Long-reach VDSL2 could be ideal for those parts of New Zealand falling between the urban UFB fibre-based network and the fixed wireless broadband delivered by Rural Broadband Initiative towers.
At the moment the government is looking at tenders from companies aiming to reach some of these areas through the second phase of its UFB project.
Extending copper into the wop wops with VDSL2
VDSL2 already extends the broadband capacity of New Zealand’s copper phone networks, especially in places where fibre is not yet available. Typically customers with VDSL connections enjoy fibre-like speeds over copper.
The problem with conventional VDSL is that its performance drops off over distance. If you live near an exchange or a fibre-fed roadside cabinet you might see speeds in excess of 40Mbps. By the time you are a kilometre from the connection point that speed might drop to half the maximum.
The long-reach VDSL2 on trial in the UK gets around that. Communications Day quotes BT saying it “should deliver more than twice the data speeds of existing broadband networks over a distance of up to 2km.”
“LR-VDSL exploits existing features currently defined in ITU-T Recommendations G.993.2 and G.993.5 to enable fibre-to-the-cabinet VDSL2 lines with a D-side length in excess of 1.25km (0.5mm diameter copper) to be uplifted to give a higher downstream rate,”
BT say proof of concept trial in April showed that a copper line delivering 9Mbps could be “uplifted” to 24Mbps with the technology.
It seems VDSL2 isn’t suitable for all copper lines, but BT says the technology in the long-reach version could manage 40Mbps down and 10Mbps up over a distance of up to 2 kilometres.
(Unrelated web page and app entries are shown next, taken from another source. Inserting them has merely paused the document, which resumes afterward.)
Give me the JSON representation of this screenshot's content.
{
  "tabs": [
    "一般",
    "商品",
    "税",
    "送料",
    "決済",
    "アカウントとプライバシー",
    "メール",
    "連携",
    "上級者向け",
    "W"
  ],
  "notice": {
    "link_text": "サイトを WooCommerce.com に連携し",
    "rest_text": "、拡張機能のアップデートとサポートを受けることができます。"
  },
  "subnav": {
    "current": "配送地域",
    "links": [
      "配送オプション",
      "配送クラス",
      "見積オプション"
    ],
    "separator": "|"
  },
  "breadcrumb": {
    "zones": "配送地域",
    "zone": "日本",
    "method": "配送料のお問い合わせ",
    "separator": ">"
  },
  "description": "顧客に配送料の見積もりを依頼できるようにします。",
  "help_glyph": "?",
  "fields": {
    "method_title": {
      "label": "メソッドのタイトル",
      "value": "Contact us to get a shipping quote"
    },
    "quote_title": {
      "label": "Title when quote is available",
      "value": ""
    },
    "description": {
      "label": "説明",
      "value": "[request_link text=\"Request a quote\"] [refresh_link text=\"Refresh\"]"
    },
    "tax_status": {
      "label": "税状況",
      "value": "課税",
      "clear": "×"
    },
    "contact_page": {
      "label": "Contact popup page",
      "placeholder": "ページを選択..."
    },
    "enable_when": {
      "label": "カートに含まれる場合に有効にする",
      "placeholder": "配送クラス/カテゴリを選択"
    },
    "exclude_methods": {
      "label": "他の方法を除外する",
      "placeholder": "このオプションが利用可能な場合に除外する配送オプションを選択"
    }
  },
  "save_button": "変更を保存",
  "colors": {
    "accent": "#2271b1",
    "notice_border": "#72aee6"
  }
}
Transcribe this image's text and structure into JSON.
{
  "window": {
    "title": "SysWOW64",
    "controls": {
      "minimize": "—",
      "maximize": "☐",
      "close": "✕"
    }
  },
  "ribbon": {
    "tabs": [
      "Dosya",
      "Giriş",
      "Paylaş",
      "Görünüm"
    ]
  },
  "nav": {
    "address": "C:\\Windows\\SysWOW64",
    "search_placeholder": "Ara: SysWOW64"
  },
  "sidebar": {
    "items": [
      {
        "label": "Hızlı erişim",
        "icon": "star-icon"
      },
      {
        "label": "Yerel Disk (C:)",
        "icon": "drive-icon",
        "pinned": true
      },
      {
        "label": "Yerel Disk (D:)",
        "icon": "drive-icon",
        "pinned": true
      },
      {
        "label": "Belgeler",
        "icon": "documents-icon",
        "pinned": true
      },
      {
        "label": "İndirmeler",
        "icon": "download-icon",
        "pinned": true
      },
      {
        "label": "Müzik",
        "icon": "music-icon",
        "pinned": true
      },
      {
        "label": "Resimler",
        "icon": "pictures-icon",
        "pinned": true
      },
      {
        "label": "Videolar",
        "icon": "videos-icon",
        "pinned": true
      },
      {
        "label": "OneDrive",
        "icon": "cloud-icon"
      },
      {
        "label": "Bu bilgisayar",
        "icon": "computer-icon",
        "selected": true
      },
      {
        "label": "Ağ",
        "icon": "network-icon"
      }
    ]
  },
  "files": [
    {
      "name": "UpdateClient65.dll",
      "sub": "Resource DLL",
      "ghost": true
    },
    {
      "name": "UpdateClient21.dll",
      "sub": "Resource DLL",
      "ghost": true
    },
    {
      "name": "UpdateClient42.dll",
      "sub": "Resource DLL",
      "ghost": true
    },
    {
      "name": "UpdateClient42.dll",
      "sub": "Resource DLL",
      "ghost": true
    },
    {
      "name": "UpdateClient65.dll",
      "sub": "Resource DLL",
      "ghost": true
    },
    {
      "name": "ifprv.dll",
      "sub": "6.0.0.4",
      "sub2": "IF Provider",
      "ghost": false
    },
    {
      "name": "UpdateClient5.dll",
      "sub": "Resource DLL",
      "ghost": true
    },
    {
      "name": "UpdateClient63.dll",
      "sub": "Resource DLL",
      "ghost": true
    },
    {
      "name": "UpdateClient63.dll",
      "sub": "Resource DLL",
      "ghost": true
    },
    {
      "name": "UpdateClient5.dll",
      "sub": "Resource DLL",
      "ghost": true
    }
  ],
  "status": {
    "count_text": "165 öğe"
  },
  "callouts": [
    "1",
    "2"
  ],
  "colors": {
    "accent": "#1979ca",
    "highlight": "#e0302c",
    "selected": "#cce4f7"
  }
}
Chorus’ cabinet network already extends to most settlements throughout New Zealand, even small places. If the reach of each cabinet can be extended using long-reach VSDL2 there will be few communities not served by decent broadband services delivered over copper.